I would best describe the course as a business incubator, but obviously MIT doesn't take equity (they take tuition instead!) The class is designed for groups of students who are in the initial stages of building some venture. Read more about it here. The class had 5 super accomplished instructors and only 15 students. Two of the three hours of the class were solely dedicated to one-on-one mentorship. Also, one of the instructors would fly out from Chicago

*just for the day*to teach this course. Fucking wild.Although this was my first (and probably last) business class, I think it's safe to say the course content was pretty standard. Building a team, product-market fit, etc etc. Compared to my math and computer science courses, I would describe the content as much more

*intuitive*in nature. To this end, the real*meat*of the course was interacting with the instructors and observing their intuition for all things business. Everyone in the class was also super ambitious and eager to learn, which I really enjoyed.They also provided free dinner, a huge W.

## Research

*"20 hours"*I did research in formal language theory, specifically regular language program repair under incomplete specification. I also did a good bit of work finishing up some research I did a previous semester (paper soon!)

I'll write up/publish my stuff from this semester eventually, do stay tuned.

## Biking

Having a bike this semester was damn sweet. Via my bike, I was able to get to MIT for the class in just under 15 minutes. I was more easily able to attend events all across Boston. The bike also made grocery shopping an absolute breeze. If you're in Boston, definitely consider picking up a bike.## Food

I cooked a ton this semester, and ate pretty healthily (vegan) modulo the free pizza from clubs.

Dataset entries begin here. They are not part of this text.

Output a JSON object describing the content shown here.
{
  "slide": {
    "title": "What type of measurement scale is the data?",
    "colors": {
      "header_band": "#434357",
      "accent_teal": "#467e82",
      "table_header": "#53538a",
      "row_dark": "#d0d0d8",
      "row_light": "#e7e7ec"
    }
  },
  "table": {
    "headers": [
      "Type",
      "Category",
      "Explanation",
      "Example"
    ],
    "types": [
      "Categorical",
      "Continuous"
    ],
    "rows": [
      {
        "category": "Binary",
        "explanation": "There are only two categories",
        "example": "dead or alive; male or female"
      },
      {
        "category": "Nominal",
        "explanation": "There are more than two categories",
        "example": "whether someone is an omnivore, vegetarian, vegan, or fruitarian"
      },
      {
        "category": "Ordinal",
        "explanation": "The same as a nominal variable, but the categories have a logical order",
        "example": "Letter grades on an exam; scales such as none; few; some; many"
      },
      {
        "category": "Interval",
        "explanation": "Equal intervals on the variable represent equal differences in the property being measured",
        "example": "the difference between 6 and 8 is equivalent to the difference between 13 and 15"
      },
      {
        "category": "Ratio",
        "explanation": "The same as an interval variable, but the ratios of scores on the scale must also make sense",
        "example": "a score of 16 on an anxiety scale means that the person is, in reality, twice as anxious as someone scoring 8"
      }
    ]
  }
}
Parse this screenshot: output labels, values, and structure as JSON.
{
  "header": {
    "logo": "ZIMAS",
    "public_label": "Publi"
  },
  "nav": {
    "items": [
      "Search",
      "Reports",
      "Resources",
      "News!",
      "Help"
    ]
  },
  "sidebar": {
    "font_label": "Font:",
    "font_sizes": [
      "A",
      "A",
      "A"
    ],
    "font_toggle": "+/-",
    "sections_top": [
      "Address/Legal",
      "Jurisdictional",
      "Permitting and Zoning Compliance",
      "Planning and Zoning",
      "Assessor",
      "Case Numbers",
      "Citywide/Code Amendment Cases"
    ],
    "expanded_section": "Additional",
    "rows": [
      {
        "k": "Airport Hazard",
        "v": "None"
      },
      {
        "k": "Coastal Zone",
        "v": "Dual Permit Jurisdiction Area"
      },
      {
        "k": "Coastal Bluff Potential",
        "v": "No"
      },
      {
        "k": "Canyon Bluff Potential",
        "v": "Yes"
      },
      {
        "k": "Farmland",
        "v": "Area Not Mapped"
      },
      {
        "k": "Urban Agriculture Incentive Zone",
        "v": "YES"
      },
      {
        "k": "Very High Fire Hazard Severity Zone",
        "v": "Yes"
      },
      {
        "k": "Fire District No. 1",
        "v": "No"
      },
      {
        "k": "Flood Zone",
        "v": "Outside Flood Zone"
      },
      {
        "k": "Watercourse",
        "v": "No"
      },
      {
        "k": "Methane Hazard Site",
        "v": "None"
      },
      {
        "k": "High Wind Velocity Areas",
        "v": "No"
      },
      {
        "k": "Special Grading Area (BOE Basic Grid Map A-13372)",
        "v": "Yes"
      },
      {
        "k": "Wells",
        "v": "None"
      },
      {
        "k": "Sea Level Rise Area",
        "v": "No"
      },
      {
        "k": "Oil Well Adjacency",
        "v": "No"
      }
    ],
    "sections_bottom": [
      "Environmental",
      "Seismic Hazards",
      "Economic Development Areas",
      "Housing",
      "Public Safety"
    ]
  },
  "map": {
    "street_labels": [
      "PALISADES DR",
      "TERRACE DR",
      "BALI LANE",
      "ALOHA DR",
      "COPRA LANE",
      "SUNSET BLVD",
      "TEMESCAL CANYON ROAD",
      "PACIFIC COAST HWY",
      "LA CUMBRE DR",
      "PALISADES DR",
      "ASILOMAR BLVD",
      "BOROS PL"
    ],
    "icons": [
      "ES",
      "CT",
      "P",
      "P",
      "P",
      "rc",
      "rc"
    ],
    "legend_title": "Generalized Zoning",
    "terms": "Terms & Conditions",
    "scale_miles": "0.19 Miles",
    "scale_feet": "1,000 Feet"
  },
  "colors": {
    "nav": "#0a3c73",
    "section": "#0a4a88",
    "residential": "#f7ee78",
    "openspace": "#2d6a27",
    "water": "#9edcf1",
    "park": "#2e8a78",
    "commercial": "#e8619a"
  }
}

Next semester I'll try cooking more complex dishes.## Wireless Club

Got much more involved with the wireless club this semester. I met a bunch of interesting people, and learned a ton about hardware. I also got my general ham radio license :DI'll be on the e-board next semester, so that's cool.